* [Your goal]:
Every line below that holds the string "icon" should be copied out.
------ Records for this task
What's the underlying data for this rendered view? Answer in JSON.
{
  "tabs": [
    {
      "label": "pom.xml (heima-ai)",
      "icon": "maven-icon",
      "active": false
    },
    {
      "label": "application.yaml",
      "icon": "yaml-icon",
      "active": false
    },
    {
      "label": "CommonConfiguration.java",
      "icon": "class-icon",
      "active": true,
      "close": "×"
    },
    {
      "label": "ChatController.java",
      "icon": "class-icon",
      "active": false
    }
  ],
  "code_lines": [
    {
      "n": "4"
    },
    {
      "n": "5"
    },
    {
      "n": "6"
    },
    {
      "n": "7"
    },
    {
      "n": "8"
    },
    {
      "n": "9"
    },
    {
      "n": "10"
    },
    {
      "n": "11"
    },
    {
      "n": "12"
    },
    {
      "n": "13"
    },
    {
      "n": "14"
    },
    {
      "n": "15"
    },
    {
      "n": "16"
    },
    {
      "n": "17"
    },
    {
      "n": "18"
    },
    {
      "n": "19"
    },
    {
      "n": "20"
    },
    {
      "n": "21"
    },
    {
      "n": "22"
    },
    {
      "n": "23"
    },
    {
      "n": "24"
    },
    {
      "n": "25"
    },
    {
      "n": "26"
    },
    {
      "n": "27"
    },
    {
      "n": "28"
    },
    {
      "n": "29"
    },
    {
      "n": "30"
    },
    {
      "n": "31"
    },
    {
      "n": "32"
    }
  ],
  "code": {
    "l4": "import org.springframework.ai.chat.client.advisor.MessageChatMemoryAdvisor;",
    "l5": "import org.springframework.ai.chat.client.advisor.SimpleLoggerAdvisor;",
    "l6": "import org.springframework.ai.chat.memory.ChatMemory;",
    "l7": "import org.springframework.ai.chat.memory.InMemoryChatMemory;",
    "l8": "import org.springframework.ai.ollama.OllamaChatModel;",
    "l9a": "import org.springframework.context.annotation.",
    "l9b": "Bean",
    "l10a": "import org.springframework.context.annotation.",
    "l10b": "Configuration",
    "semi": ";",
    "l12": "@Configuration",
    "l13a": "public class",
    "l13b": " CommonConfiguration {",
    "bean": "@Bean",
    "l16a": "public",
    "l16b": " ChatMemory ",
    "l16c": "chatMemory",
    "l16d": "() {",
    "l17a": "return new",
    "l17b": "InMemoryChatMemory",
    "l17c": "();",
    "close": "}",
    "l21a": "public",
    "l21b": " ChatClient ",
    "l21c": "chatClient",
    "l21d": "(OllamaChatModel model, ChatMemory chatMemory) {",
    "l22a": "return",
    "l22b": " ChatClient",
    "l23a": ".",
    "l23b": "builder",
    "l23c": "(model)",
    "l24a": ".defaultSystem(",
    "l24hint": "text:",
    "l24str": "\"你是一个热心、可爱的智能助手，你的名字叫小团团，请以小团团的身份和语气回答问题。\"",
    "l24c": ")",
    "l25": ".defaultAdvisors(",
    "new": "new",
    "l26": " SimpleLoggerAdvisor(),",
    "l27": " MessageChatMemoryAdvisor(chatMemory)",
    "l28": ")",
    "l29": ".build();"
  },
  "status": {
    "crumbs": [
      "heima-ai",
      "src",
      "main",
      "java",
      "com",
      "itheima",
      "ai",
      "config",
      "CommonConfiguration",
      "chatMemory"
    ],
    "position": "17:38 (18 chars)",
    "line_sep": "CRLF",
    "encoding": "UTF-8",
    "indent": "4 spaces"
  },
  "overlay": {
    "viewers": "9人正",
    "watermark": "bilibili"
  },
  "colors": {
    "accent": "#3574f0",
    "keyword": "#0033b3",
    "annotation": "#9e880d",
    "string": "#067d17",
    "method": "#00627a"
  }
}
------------
* [Exercise solution]:
      "icon": "maven-icon",
      "icon": "yaml-icon",
      "icon": "class-icon",
      "icon": "class-icon",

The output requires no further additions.